People First… Love Them Up!

Smiling leader talking to employee

“People first… Love ‘em up” is a phrase that Alan Mulally has been consistently saying at work for more than 30 years. He said it as general manager of the multi-year project to develop the 777 aircraft at Boeing, he said it as CEO of Boeing Commercial Airplanes, and he said it as CEO of Ford Motor Company as he led the turnaround that brought it back from the brink of bankruptcy to become one of the most profitable automotive companies in the world. When he retired from Ford in 2014, Alan was named by Fortune magazine as one of the top three leaders in the world.

“People first… Love ‘em up” is one of the foundational expected behaviors in the Working Together Leadership and Management System that Alan designed and employed at Boeing and Ford. In this article, we’ll also consider a second expected behavior on his list of Working Together principles and practices: Everyone is included. These two are important principles in the Working Together system that have the effect of connecting people and contributing to a culture of connection.

What does Alan mean by these phrases? How might they inspire us to become more effective leaders in our own workplaces?

Putting People First

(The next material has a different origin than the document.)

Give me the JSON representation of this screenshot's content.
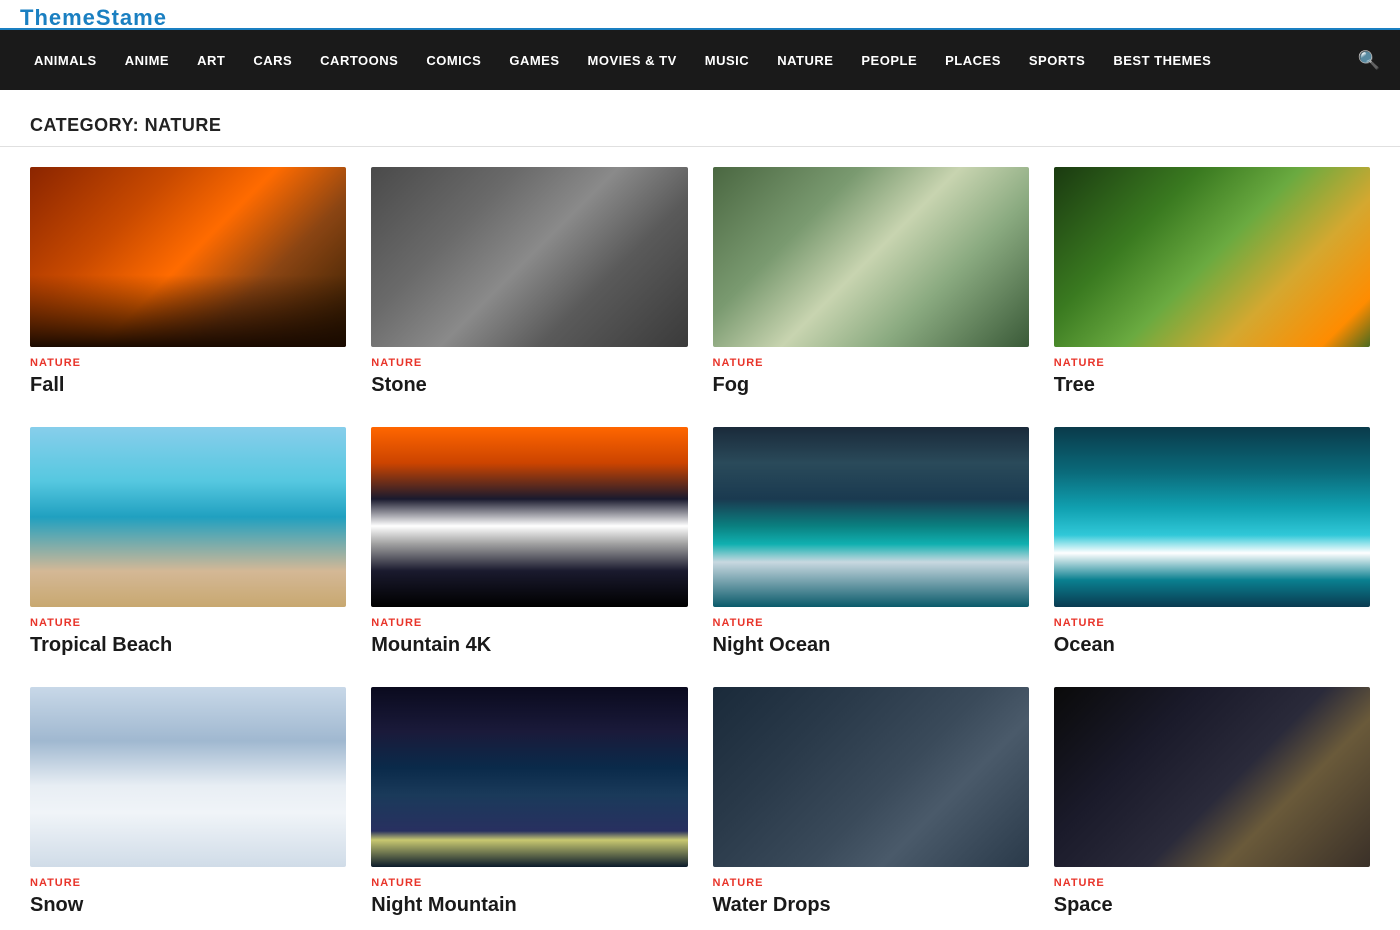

“We use the word love too narrowly and need to genuinely care about the people we lead,” Alan wrote in a chapter he contributed to The Extraordinary Power of Leader Humility by Marilyn Gist. “They are not pawns to be used to achieve goals, but human beings — love them up. Show them they matter.”

Over the past year, we’ve had extensive conversations with Alan as part of the research we’re doing for our next book on Connection Culture. We asked him about using the word “love” in the work context. He told us he would say to colleagues: “We’re going to create value for all the stakeholders and the greater good by working together. That means that every one of you is really important and we’re really glad that you decided to join us. Even more, we respect you so much. You’re a human being and you are worthy of respect and love. We’re going to treat you that way. … We’re going to include you on everything because we respect you. … We care what you think.”  In addition to actively and consistently including people, he talked about thanking them for their involvement, showing you appreciate them, and celebrating them.

Putting people first is about welcoming and harnessing the collected efforts of everyone. Alan is a big believer in widely disseminating information in all directions. About this, he has written: “We need to break down assumptions that only people at the top should know and oversee the organization’s strategic efforts, in fact what we need is transparency — genuine openness — about both what we are trying to accomplish and how we are doing.” At Ford, for instance, Alan’s Working Together system had practices and processes that ensured people throughout the organization — from the C-suite to the factory floor — were “in the loop.”

Alan is a stakeholder-minded leader and so “everyone” extends out beyond the organization itself. He feels that the views of stakeholders should be heard and considered. On the Boeing 777 project, teams working together, and with valuable input and feedback from the airlines, came up with innovations in a number of areas, including wing design, propulsion systems, flight deck and systems, materials, and passenger space.

Alan told us that he met with Ford’s stakeholders frequently to give them updates and get their feedback. This was important. As he wrote in The Extraordinary Power of Leader Humility:

Rather than have us determine what is best for [stakeholders] and try to force it on them, we work together with them by including them in the development of the strategy and plan. That means we discuss our mutual goals and needs. As an example, every country has its own certification requirements for cars and planes. Differences like this are challenging when we are doing business globally. But by having the humility to include our international partners as we develop our plan (respecting their dignity as well as their views and systems), we are able to work together on compromises acceptable to all sides.

In Alan’s Working Together system, all people groups affected are valued and each stakeholder group must be satisfied. At Ford, this meant that customers, employees, dealers, investors, suppliers, unions/councils, and the community benefited.

In addition to Alan’s “Working Together Management System” chapter in Marilyn Gist’s excellent book, The Extraordinary Power of Leader Humility, we also recommend reading  an interview Alan did with Sarah McArthur for Leader to Leader titled “A Conversation with Alan Mulally About His ‘Working Together’ Strategic, Operational, and Stakeholder-centered Management System.”

How Are You Doing?

Alan’s comments raise several issues for leaders and managers:

  1. Do you genuinely care about the people you are responsible for leading? Do they feel you care? How can you tell?
  2. Do you regularly include, express appreciation to, thank, and celebrate the people you are responsible for leading?
  3. Do you show you care about the people you are responsible for leading by demonstrating that you are committed to creating a smart and healthy organizational culture that fosters connection?
  4. Do you include all stakeholders in discussions about what you are trying to accomplish and how you are doing so that their views can be represented and considered in decisions made?

Taking the time to answer these questions and identifying actions that need to be taken can help get your team off to a successful year ahead.

Katharine P. Stallard co-authored this article. 


Photo by Amy Hirschi on Unsplash

Be Sociable, Share!